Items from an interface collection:

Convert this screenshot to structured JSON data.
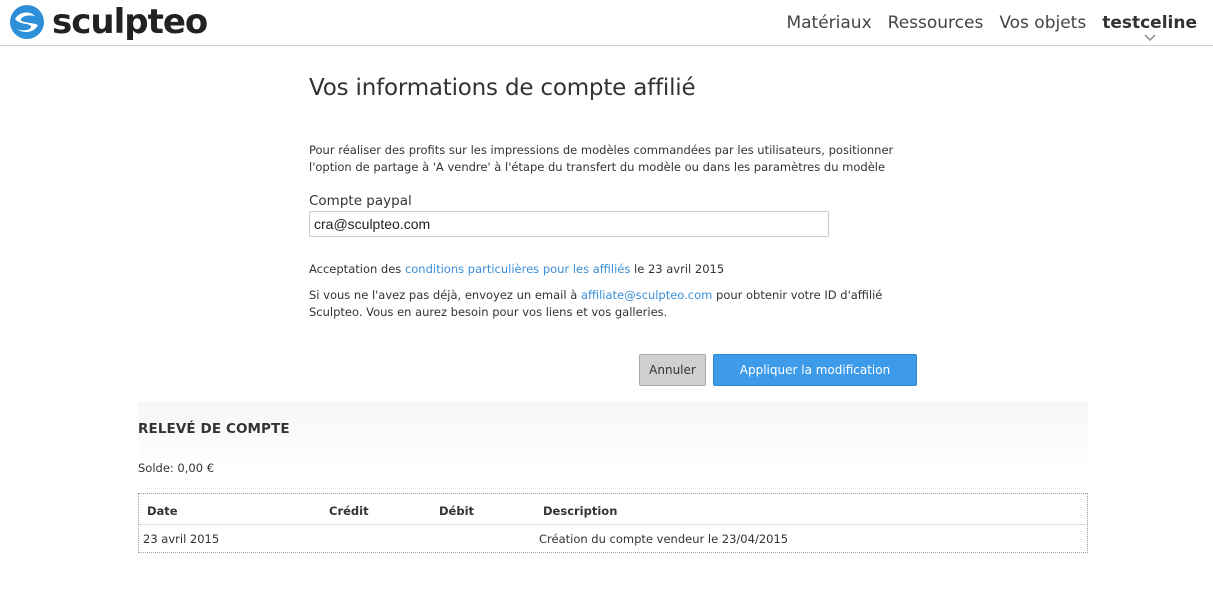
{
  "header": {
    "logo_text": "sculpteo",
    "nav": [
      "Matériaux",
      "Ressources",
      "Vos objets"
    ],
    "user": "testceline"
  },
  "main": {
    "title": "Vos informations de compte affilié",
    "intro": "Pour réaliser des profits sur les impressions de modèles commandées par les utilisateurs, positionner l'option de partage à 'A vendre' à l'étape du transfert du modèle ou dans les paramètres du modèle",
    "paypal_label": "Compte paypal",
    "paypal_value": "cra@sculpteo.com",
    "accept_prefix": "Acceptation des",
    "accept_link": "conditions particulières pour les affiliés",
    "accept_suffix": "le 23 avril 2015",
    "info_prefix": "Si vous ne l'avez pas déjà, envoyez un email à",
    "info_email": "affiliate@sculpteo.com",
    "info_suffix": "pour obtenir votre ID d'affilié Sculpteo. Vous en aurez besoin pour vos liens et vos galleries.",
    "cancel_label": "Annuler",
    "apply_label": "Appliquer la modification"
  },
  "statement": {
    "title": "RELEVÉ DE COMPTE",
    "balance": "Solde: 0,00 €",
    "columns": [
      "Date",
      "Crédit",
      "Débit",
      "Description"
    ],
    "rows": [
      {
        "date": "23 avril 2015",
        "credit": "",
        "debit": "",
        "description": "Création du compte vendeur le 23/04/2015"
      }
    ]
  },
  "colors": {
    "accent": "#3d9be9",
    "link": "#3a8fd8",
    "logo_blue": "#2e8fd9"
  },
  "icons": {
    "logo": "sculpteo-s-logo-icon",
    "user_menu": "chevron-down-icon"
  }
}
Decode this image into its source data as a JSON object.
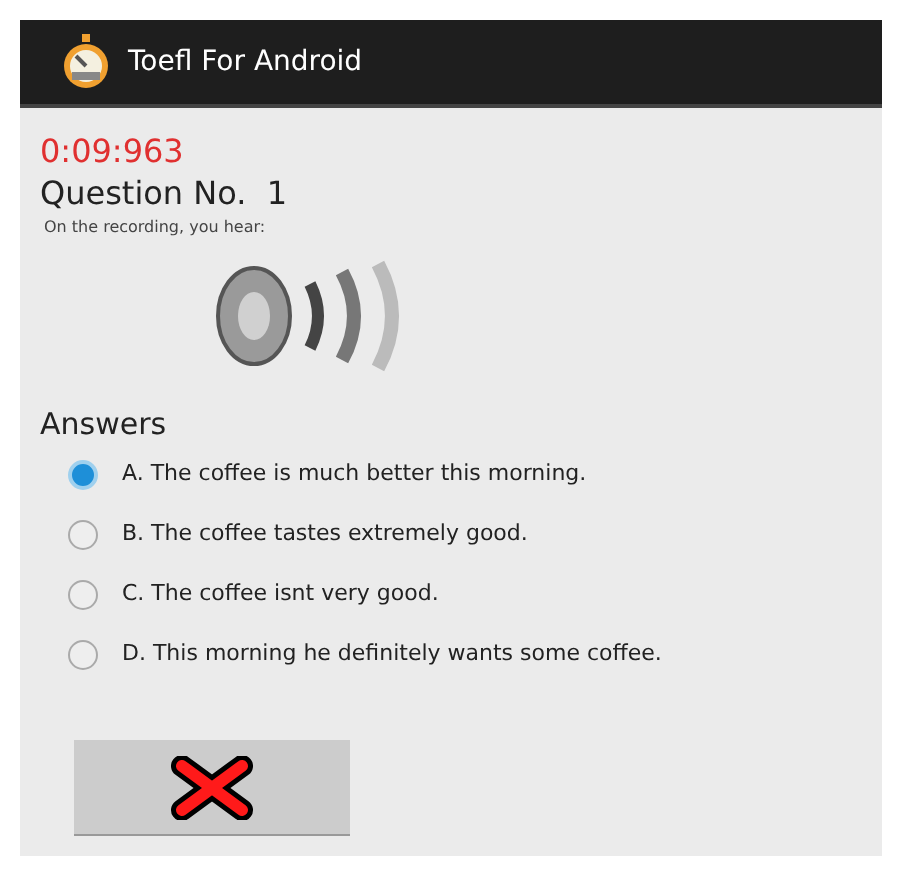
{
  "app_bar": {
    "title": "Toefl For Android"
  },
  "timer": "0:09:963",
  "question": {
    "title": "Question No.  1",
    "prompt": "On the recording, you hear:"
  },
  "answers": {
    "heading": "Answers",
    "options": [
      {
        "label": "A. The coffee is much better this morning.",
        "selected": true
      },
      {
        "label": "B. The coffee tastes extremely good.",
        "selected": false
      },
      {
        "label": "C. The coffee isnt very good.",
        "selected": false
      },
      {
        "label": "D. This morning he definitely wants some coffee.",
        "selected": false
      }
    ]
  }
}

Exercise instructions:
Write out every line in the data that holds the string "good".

Written response:
        "label": "B. The coffee tastes extremely good.",
        "label": "C. The coffee isnt very good.",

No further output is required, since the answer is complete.